• I will try to take it the right way: Take the time to write a good answer otherwise prefer no answer to a bad answer. – Silicomancer Feb 14 '17 at 21:18
• @Silicomancer: starting particular programs in english (for menus, messages, taking screenshots or whatever) can easily be achieved: press CTRL + ALT + T to open a terminal, type LC_ALL=C libreoffice (for example to start libreoffice) and hit enter. – DJCrashdummy Feb 14 '17 at 23:13
• @Silicomancer A bad answer might lead to a good answer, which is why it is often a great comment. I often post comments when I cannot give a full answer. – jpaugh Feb 20 '17 at 20:51

Thanks for posting the solutions you found to your own problems. This is a great thing to do and the site has some ways of encouraging it - for example, this little message next to the checkbox to post your own answer seems quite inviting to me:

Even more encouragingly, we have this badge

I probably spend more time than most users looking at self-answered questions, and I have a few theories about why they often don't get many upvotes and might even get a downvote, but, before I share them, I will just say that I don't think there should be anything special about a self-answered post: good posts should get upvotes and bad posts should get downvotes, and that's pretty much it.

My theories
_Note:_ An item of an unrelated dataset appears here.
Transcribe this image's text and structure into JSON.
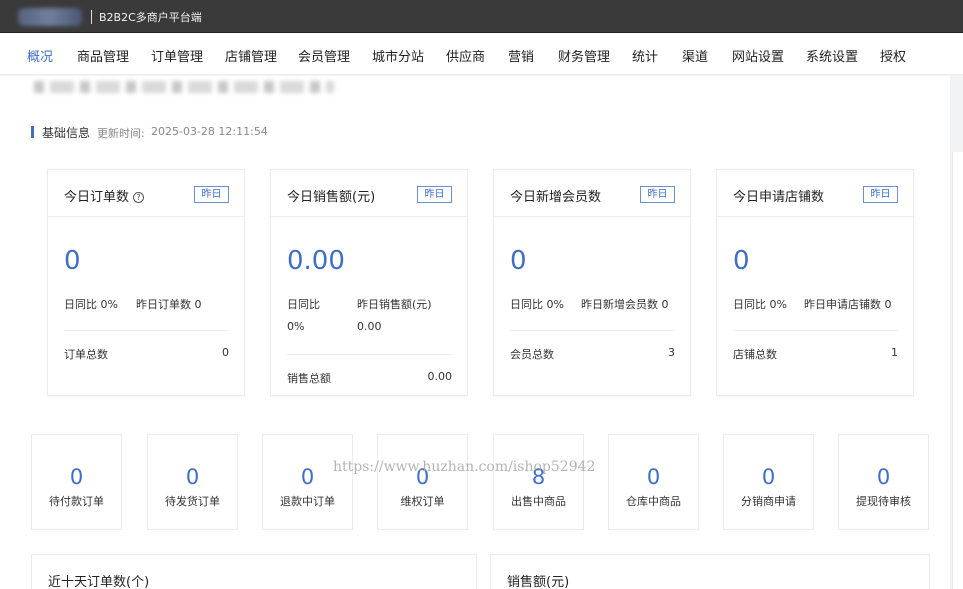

• people might not be motivated to find the answer for you, thus they don't give the post much thought, and so don't bother to check and upvote your answer
• self-answered posts might not get attention because people don't see future use for them. If the post looks really trivial (the answer seems extremely obvious) or esoteric (borderline off-topic, or barely reproducible) to someone, or the answer lacks sufficient explanation to make it useful to others, they might downvote it as a way of encouraging you to delete it, with the idea that it adds nothing to the site. It would be nice if such hypothetical people would instead try to improve the site in a more accountable way (I like editing), but, comment conversations and close votes are a lot more effort than casting anonymous downvotes.
• Sometimes self-answers are bad! People sometimes "solve" their problems temporarily with bad practices, or post a very cursory answer with no explanation. In these cases, you might get a downvote, or people might just ignore (as mentioned, they might not be giving the whole question much thought).

Looking at your answers, I don't think any of them deserved a downvote, but you could certainly improve them - for example, what command(s) did you use to remove write permission from the mount point, or to uninstall Ktorrent? As I said earlier, you're unlikely to get extra credit just for solving your own problem - the post should stand on its own merits.
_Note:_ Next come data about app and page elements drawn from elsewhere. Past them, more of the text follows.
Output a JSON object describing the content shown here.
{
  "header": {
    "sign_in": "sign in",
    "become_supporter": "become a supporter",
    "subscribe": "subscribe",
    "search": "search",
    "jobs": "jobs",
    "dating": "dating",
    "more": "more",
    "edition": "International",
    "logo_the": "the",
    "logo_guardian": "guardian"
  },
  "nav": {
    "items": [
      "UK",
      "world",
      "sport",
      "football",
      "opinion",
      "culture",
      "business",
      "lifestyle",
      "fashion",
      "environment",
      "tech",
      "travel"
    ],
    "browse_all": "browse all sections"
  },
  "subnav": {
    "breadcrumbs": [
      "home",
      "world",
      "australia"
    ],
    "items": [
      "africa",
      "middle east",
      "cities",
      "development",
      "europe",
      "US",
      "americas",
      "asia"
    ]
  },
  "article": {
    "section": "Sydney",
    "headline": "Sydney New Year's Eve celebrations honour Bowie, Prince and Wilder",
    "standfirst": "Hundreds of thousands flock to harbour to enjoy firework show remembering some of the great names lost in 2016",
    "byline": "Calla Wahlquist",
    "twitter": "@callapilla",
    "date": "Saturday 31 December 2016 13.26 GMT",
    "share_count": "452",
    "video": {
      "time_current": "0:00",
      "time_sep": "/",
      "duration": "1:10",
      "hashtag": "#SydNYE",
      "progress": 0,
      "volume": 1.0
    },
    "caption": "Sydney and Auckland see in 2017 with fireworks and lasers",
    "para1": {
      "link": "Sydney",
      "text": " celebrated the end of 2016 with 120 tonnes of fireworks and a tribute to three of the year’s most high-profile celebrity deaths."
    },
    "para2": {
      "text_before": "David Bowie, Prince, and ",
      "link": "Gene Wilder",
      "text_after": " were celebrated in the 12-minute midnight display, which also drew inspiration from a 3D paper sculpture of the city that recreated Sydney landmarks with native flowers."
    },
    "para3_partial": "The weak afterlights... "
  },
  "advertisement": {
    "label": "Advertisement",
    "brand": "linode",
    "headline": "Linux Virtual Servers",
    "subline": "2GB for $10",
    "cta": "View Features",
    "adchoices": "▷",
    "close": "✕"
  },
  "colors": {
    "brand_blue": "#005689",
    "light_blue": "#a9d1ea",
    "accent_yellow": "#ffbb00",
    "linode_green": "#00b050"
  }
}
I want to add a bit to the two already existing excellent answers. if you solved a problem by using some guaranteed-to-solve methods (such as re-installing Ubuntu, removing it etc), then my advice would be not to use the answer section to say that your problem is gone now. Because the answers are there for future visitors who can get help from them and informing them that your problem is now gone might not help them.

In short, try to see if your answer has anything that could help future visitors, if it has, then proceed.

• I originally wanted to write this as a comment but i thought it will be helpful as an extension – Anwar Feb 22 '17 at 18:58
• +1 this is an excellent point very well made – Zanna Feb 22 '17 at 23:11